Task description: Below are some records; state how many of their lines contain the word "information", and add nothing.

The data:
>>>
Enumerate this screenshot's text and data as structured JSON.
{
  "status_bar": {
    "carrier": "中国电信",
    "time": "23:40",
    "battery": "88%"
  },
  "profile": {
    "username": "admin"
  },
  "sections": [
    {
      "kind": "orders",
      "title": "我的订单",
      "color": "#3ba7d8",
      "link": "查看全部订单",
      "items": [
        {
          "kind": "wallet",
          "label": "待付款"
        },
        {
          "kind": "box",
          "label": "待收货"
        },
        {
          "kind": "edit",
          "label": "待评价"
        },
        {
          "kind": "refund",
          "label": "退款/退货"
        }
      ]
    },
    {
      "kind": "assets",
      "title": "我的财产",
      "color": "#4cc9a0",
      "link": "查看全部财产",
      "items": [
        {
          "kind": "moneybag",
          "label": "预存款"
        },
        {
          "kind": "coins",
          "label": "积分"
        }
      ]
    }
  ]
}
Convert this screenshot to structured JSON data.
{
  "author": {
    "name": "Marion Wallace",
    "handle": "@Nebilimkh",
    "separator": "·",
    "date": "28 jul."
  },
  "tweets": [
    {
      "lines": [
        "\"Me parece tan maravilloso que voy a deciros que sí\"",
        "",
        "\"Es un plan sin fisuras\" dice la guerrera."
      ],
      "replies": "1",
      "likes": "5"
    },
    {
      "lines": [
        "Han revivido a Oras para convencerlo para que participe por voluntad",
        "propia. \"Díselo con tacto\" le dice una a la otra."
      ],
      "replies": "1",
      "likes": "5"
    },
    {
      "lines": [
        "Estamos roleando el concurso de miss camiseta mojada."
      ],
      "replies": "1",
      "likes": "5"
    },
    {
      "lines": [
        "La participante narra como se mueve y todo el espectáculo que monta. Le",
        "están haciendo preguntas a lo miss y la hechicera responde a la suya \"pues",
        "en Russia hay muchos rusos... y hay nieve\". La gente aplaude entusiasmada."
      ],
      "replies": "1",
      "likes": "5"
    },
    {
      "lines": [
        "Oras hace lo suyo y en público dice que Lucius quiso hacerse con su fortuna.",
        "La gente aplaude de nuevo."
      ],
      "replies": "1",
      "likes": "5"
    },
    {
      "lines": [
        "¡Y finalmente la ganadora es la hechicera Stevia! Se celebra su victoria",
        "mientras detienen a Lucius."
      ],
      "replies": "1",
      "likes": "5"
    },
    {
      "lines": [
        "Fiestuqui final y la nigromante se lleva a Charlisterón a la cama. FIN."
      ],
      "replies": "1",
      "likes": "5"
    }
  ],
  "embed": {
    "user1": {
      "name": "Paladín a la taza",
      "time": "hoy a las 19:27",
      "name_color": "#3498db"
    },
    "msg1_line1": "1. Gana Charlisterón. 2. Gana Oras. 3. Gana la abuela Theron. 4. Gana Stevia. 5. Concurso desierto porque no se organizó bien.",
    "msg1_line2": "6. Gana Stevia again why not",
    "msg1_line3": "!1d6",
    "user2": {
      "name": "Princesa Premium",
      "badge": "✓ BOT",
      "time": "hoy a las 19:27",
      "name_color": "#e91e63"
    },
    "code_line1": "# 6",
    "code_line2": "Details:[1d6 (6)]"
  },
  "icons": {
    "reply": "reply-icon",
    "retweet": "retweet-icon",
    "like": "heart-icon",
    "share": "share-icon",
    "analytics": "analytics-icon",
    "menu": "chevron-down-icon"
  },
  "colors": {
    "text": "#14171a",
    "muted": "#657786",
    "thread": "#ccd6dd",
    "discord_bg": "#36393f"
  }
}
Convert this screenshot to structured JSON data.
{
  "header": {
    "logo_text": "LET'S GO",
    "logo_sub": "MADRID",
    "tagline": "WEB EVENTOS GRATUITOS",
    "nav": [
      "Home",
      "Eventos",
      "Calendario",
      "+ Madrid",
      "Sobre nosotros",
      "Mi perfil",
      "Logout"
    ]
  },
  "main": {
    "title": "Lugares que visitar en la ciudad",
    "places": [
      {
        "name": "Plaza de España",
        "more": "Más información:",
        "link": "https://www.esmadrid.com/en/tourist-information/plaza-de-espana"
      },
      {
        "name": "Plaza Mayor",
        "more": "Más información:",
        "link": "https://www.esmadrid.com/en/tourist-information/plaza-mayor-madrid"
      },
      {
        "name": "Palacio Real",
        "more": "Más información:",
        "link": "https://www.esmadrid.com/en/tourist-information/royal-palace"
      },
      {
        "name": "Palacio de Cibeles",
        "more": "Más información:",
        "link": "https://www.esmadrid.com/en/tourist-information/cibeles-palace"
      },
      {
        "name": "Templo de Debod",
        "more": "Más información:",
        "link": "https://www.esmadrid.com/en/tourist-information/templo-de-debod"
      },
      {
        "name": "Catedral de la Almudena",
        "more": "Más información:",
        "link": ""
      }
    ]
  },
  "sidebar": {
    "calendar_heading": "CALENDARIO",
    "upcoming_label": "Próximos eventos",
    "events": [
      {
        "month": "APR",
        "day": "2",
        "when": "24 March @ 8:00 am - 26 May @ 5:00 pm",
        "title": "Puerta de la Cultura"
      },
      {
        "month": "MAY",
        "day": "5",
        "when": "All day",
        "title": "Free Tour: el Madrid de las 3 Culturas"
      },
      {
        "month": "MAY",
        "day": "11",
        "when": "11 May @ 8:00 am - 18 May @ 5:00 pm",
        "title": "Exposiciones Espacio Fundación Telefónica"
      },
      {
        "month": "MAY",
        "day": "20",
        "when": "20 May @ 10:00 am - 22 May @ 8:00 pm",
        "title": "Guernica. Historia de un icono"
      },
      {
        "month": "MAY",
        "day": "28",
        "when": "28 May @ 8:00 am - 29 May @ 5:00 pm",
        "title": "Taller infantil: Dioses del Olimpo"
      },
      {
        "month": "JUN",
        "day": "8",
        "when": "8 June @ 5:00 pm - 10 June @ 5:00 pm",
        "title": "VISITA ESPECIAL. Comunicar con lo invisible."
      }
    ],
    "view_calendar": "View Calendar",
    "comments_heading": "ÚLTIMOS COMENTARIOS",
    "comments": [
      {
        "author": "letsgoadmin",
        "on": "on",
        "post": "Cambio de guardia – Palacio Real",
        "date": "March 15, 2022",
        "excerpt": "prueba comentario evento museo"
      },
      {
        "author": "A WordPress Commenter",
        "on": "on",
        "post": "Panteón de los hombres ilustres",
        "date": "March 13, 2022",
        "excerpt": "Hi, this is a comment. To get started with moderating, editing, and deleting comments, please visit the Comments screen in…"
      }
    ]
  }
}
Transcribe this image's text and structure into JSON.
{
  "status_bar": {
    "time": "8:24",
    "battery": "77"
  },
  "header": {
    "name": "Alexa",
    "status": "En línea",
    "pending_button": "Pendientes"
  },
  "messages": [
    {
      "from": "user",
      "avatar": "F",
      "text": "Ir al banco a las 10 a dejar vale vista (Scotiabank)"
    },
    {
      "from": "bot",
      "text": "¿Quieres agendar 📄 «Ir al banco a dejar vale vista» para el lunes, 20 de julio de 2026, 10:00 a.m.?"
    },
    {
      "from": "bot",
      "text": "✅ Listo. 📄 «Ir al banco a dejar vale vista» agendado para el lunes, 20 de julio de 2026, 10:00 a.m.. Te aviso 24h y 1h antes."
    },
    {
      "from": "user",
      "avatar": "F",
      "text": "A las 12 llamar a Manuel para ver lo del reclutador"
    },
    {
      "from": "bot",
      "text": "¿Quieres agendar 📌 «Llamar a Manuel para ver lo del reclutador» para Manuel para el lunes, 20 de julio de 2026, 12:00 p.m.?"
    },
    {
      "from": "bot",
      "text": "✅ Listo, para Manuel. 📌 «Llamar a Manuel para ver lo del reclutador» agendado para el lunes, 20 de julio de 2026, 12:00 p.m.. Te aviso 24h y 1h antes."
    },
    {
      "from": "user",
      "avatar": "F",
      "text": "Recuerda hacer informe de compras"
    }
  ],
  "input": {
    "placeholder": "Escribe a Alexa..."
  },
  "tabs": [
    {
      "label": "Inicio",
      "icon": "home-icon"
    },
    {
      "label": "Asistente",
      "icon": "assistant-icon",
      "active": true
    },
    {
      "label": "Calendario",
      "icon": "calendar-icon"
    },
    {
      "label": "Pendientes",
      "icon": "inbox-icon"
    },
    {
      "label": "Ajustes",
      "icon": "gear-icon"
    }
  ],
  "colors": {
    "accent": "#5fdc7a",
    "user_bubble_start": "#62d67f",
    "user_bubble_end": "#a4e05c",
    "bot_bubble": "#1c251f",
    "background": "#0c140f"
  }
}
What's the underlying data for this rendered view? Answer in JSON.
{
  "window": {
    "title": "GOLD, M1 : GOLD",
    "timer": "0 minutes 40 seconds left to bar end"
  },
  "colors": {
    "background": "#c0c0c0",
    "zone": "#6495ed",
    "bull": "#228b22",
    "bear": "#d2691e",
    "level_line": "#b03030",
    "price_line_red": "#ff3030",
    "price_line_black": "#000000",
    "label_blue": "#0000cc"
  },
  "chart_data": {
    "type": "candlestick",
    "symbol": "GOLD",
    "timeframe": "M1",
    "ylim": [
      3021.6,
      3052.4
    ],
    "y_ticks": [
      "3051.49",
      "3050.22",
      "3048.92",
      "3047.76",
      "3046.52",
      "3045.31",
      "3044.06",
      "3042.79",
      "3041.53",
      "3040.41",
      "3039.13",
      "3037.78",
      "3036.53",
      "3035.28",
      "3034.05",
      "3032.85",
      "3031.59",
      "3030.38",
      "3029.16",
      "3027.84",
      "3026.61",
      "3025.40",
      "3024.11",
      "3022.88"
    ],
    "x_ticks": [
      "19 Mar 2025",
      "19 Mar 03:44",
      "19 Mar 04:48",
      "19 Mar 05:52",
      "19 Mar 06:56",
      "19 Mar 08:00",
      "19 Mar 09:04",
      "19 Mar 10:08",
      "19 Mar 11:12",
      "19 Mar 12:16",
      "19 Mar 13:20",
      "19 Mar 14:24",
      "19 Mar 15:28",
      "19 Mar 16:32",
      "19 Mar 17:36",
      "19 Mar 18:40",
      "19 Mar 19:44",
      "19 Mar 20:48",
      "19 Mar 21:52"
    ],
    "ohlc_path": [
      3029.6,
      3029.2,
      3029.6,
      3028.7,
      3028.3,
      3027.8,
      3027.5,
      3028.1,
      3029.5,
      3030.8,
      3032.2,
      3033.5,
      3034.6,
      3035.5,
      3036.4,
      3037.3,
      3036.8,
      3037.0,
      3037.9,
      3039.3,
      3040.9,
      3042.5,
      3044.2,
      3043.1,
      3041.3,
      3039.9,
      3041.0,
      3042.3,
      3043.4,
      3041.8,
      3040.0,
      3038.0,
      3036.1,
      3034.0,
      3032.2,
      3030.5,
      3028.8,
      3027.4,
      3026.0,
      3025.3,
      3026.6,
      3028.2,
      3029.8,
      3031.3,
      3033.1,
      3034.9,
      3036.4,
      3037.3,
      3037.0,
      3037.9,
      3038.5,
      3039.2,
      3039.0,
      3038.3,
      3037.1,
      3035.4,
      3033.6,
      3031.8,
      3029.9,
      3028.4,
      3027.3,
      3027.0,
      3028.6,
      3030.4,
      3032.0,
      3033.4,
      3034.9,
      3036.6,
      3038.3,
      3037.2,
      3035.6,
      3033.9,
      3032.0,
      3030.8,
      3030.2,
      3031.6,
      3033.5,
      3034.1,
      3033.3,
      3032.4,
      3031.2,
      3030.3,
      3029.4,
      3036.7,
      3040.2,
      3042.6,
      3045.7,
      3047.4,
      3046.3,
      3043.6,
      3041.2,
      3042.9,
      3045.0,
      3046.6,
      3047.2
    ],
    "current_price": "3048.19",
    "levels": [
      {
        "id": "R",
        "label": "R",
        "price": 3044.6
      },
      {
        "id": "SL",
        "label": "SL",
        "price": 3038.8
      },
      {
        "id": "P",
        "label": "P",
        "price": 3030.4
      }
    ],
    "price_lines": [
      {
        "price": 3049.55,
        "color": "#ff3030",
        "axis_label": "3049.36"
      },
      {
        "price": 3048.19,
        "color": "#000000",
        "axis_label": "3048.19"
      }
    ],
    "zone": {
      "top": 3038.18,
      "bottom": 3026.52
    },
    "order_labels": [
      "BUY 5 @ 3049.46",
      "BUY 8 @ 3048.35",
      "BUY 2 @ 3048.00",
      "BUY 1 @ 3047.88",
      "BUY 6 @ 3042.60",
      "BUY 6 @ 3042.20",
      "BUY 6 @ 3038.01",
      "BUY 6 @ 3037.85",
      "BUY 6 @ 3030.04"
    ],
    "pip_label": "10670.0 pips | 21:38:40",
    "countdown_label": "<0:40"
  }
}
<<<
Answer to the exercise: 5